┏━━

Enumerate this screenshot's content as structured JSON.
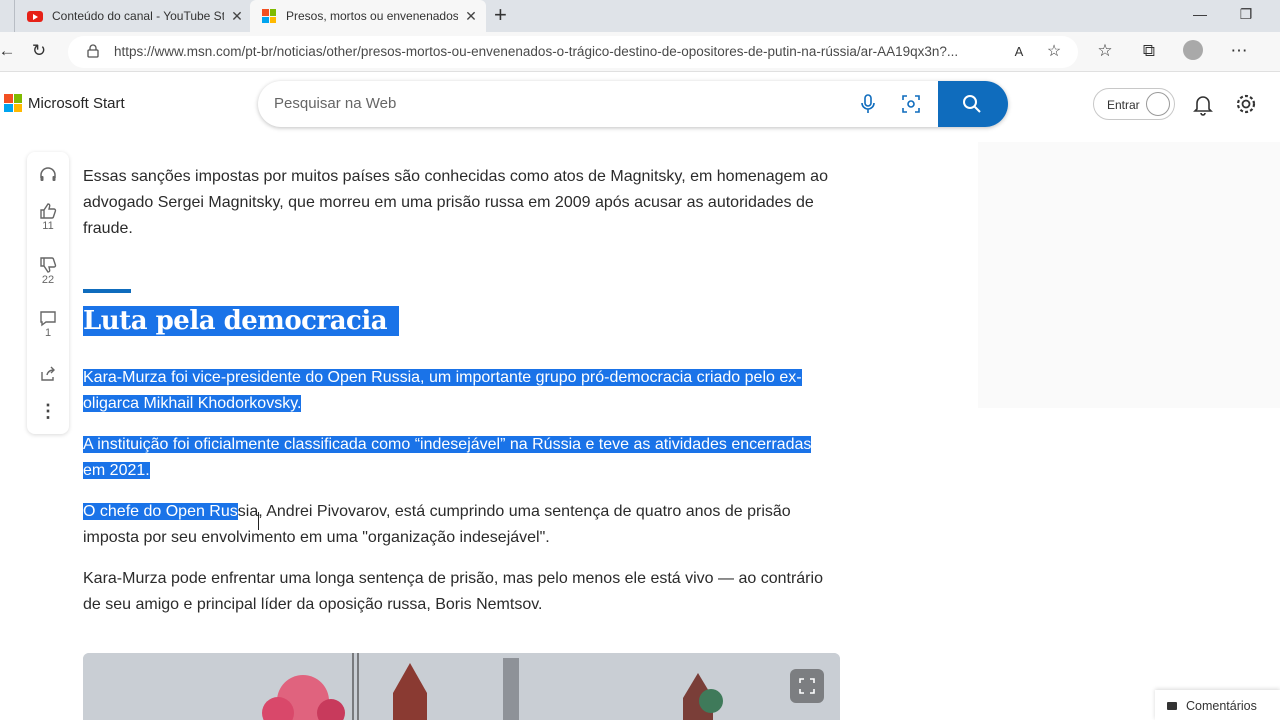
{
  "browser": {
    "tabs": [
      {
        "title": "Conteúdo do canal - YouTube Studio"
      },
      {
        "title": "Presos, mortos ou envenenados: o trágico destino"
      }
    ],
    "url": "https://www.msn.com/pt-br/noticias/other/presos-mortos-ou-envenenados-o-trágico-destino-de-opositores-de-putin-na-rússia/ar-AA19qx3n?..."
  },
  "header": {
    "brand": "Microsoft Start",
    "search_placeholder": "Pesquisar na Web",
    "signin_label": "Entrar"
  },
  "rail": {
    "likes": "11",
    "dislikes": "22",
    "comments": "1"
  },
  "article": {
    "p1": "Essas sanções impostas por muitos países são conhecidas como atos de Magnitsky, em homenagem ao advogado Sergei Magnitsky, que morreu em uma prisão russa em 2009 após acusar as autoridades de fraude.",
    "heading": "Luta pela democracia",
    "p2_l1": "Kara-Murza foi vice-presidente do Open Russia, um importante grupo pró-democracia criado pelo ex-",
    "p2_l2": "oligarca Mikhail Khodorkovsky.",
    "p3_l1": "A instituição foi oficialmente classificada como “indesejável” na Rússia e teve as atividades encerradas",
    "p3_l2": "em 2021.",
    "p4_sel": "O chefe do Open Rus",
    "p4_rest": "sia, Andrei Pivovarov, está cumprindo uma sentença de quatro anos de prisão",
    "p4_l2": "imposta por seu envolvimento em uma \"organização indesejável\".",
    "p5": "Kara-Murza pode enfrentar uma longa sentença de prisão, mas pelo menos ele está vivo — ao contrário de seu amigo e principal líder da oposição russa, Boris Nemtsov."
  },
  "footer": {
    "comments_label": "Comentários"
  },
  "colors": {
    "accent": "#0f6cbd",
    "selection": "#1a73e8"
  }
}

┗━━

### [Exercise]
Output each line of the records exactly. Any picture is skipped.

### [Solved problem]
Enumerate this screenshot's content as structured JSON.
{
  "browser": {
    "tabs": [
      {
        "title": "Conteúdo do canal - YouTube Studio"
      },
      {
        "title": "Presos, mortos ou envenenados: o trágico destino"
      }
    ],
    "url": "https://www.msn.com/pt-br/noticias/other/presos-mortos-ou-envenenados-o-trágico-destino-de-opositores-de-putin-na-rússia/ar-AA19qx3n?..."
  },
  "header": {
    "brand": "Microsoft Start",
    "search_placeholder": "Pesquisar na Web",
    "signin_label": "Entrar"
  },
  "rail": {
    "likes": "11",
    "dislikes": "22",
    "comments": "1"
  },
  "article": {
    "p1": "Essas sanções impostas por muitos países são conhecidas como atos de Magnitsky, em homenagem ao advogado Sergei Magnitsky, que morreu em uma prisão russa em 2009 após acusar as autoridades de fraude.",
    "heading": "Luta pela democracia",
    "p2_l1": "Kara-Murza foi vice-presidente do Open Russia, um importante grupo pró-democracia criado pelo ex-",
    "p2_l2": "oligarca Mikhail Khodorkovsky.",
    "p3_l1": "A instituição foi oficialmente classificada como “indesejável” na Rússia e teve as atividades encerradas",
    "p3_l2": "em 2021.",
    "p4_sel": "O chefe do Open Rus",
    "p4_rest": "sia, Andrei Pivovarov, está cumprindo uma sentença de quatro anos de prisão",
    "p4_l2": "imposta por seu envolvimento em uma \"organização indesejável\".",
    "p5": "Kara-Murza pode enfrentar uma longa sentença de prisão, mas pelo menos ele está vivo — ao contrário de seu amigo e principal líder da oposição russa, Boris Nemtsov."
  },
  "footer": {
    "comments_label": "Comentários"
  },
  "colors": {
    "accent": "#0f6cbd",
    "selection": "#1a73e8"
  }
}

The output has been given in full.